▸ Your assignment: If a line in the listing carries the word "LINGUA", return a copy of that line.

▸ Exercise data:
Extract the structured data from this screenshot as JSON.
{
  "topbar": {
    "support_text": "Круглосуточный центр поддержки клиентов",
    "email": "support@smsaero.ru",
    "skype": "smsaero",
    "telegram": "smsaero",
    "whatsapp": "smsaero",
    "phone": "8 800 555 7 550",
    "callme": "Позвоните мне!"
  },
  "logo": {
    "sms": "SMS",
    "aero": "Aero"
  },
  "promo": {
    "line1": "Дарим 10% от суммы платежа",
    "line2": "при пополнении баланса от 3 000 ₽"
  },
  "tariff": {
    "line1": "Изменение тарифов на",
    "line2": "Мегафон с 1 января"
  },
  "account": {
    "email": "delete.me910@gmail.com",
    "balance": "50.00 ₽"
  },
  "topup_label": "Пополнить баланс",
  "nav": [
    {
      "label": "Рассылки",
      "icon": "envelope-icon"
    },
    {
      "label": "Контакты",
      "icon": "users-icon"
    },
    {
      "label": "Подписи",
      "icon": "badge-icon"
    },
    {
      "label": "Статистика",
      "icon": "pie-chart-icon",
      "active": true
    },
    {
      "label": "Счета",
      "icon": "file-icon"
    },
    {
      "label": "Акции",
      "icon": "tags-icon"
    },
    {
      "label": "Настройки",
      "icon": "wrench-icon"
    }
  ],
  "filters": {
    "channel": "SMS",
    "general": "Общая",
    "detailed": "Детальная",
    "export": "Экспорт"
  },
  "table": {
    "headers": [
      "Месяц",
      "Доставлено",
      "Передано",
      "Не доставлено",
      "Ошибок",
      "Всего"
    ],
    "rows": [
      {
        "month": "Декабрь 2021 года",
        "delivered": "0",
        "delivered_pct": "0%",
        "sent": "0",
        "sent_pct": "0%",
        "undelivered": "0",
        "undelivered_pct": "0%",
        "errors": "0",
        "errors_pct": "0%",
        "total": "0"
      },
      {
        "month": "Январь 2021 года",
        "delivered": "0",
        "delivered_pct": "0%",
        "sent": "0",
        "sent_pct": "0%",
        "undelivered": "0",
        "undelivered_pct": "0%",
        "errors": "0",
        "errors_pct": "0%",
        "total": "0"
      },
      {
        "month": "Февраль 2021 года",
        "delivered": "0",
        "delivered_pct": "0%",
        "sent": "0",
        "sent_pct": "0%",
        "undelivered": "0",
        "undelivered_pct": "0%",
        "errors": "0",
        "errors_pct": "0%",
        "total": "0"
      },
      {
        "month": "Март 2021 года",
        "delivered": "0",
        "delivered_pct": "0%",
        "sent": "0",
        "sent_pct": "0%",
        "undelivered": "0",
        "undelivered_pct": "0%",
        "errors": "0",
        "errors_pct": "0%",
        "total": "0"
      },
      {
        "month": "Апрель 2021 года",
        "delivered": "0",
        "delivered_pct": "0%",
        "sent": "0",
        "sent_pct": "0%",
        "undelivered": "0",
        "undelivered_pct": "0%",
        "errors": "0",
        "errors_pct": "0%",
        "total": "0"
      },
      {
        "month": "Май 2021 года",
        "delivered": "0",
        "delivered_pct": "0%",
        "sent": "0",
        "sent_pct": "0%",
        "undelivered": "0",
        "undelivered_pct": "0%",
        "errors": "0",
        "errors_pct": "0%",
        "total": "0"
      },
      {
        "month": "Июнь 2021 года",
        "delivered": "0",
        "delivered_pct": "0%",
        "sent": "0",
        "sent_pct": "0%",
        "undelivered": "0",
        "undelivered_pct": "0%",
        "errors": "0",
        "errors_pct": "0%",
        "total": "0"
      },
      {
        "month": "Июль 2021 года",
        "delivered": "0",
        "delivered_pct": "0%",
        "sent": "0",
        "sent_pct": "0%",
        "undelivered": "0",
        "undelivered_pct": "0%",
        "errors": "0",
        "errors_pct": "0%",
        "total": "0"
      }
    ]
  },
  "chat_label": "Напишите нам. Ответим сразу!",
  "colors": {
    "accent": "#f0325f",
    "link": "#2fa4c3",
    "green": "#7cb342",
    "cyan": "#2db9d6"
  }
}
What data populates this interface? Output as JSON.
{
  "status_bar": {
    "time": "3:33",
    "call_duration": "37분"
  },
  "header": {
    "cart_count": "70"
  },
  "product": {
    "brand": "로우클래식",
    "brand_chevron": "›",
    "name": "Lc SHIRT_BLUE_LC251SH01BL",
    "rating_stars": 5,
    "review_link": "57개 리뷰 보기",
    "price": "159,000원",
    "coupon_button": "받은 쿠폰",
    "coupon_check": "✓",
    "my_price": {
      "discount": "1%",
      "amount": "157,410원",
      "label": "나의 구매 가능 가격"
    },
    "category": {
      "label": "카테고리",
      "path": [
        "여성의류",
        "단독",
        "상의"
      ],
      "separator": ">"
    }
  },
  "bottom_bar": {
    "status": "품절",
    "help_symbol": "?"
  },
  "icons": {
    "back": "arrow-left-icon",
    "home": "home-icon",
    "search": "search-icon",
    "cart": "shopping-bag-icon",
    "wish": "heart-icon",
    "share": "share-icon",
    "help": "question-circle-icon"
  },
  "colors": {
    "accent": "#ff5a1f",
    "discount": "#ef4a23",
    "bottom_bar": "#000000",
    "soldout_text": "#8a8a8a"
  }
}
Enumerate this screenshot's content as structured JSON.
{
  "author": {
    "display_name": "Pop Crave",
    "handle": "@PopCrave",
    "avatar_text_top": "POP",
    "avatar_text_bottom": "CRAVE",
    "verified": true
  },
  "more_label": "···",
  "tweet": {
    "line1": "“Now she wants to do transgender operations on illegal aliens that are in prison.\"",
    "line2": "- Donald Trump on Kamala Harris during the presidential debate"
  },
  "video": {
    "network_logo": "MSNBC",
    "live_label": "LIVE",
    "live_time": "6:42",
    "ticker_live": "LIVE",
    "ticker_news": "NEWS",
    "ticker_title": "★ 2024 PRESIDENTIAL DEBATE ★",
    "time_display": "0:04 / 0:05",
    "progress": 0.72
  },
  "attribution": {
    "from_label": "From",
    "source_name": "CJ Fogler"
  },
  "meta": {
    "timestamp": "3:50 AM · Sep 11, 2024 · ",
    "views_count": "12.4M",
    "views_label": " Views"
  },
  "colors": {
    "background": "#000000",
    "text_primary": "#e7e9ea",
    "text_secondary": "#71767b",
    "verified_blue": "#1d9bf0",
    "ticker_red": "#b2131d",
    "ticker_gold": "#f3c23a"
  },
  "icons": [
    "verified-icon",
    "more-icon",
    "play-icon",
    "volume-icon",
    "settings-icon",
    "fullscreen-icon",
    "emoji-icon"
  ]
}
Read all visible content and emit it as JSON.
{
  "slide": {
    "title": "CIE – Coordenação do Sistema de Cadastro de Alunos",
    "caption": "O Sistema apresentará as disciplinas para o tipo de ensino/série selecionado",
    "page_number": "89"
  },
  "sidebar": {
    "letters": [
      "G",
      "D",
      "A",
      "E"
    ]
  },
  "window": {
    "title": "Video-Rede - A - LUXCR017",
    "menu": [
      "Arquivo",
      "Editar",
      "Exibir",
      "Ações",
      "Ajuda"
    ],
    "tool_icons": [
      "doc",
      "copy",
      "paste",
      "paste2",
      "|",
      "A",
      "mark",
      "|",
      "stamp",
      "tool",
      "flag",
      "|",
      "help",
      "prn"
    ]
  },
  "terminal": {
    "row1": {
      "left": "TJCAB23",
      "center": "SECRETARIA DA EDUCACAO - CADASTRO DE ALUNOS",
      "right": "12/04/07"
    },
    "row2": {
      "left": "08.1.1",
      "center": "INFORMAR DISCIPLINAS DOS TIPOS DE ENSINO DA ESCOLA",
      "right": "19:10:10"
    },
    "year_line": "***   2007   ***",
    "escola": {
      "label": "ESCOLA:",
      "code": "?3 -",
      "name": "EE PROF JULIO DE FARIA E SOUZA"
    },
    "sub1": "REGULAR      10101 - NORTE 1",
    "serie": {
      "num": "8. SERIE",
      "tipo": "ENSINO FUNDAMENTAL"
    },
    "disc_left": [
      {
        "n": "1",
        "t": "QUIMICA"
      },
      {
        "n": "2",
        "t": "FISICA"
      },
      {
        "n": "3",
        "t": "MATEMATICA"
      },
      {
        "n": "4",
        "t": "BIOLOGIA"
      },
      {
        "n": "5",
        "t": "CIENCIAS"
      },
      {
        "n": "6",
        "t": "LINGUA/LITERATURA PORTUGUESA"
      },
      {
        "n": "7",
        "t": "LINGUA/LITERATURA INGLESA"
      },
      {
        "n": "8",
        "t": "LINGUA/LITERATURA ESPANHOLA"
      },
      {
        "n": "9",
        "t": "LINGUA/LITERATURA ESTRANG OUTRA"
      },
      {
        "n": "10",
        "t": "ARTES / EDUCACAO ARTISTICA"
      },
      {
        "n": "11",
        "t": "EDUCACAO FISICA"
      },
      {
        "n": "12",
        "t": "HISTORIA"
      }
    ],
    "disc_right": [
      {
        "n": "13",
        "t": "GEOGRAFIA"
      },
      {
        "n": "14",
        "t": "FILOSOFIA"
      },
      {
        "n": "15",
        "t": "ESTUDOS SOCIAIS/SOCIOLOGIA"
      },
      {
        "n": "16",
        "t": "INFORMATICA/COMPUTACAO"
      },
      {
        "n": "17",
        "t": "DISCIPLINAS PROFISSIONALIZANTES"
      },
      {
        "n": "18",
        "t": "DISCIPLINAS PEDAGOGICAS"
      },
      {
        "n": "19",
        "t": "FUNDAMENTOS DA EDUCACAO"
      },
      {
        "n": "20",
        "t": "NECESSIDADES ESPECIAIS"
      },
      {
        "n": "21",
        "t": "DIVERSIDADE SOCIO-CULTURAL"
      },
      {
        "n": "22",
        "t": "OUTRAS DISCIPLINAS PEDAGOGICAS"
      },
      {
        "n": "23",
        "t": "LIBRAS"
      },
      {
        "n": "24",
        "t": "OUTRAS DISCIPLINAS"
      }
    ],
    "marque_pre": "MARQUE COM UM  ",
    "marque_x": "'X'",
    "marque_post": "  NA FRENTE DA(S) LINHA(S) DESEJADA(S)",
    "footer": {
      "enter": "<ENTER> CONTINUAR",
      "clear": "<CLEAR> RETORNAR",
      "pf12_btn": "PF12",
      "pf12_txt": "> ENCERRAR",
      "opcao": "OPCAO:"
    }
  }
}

▸ Result of this exercise:
        "t": "LINGUA/LITERATURA PORTUGUESA"
        "t": "LINGUA/LITERATURA INGLESA"
        "t": "LINGUA/LITERATURA ESPANHOLA"
        "t": "LINGUA/LITERATURA ESTRANG OUTRA"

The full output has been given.